• _YOUR INSTRUCTIONS_
Determine how many lines in the entries below contain "header", and output that number alone.

• _INPUT FOR THIS TASK_

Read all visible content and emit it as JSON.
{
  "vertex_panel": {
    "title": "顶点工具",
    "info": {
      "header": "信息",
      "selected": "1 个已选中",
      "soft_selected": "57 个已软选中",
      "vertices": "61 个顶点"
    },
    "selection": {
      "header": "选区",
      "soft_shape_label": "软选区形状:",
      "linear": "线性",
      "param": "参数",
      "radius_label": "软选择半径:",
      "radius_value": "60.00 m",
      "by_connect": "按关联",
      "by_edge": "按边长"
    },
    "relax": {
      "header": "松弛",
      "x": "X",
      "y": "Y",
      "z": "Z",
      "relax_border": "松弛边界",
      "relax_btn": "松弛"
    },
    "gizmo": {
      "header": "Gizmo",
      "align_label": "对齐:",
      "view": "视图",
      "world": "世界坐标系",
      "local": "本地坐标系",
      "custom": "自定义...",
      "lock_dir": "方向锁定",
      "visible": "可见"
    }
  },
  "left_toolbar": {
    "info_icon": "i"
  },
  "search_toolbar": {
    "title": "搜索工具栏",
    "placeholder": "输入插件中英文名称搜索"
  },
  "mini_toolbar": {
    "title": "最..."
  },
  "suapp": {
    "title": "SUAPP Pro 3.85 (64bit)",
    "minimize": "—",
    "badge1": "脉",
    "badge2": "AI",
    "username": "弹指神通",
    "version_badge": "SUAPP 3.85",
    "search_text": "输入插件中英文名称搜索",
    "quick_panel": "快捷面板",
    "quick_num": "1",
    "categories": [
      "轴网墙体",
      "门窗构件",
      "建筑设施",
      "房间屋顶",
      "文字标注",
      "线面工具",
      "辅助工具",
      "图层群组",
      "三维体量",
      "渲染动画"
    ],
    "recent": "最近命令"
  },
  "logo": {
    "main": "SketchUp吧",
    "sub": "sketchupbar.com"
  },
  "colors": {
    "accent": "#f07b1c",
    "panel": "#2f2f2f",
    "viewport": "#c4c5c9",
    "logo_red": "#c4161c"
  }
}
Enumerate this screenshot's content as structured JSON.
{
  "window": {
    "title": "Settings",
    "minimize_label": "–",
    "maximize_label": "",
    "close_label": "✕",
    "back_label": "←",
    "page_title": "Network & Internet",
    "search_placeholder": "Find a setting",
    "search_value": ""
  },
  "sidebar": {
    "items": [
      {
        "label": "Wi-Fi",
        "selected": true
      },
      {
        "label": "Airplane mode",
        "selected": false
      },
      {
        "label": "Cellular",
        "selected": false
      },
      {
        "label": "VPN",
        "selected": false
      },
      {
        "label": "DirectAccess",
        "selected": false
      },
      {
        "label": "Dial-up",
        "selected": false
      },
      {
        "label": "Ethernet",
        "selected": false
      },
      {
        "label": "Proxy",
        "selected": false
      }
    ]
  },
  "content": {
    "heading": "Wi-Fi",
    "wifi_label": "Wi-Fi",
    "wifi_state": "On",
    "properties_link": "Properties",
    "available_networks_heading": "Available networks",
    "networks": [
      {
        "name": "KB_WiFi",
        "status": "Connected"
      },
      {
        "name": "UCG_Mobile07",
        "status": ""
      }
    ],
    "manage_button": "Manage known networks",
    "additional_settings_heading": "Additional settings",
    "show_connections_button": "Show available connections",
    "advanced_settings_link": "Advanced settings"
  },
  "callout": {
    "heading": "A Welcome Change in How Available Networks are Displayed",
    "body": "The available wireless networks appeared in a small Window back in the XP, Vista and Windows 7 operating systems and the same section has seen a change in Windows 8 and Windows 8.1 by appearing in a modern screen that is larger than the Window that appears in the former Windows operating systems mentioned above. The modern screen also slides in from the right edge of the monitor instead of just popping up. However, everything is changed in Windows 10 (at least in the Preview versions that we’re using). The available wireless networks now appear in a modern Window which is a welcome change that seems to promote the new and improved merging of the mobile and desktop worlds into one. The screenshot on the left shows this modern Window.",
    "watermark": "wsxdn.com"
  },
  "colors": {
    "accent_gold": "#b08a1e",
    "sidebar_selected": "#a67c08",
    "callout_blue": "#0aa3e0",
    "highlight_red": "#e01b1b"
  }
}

• _ANSWER FOR THIS EXERCISE_
4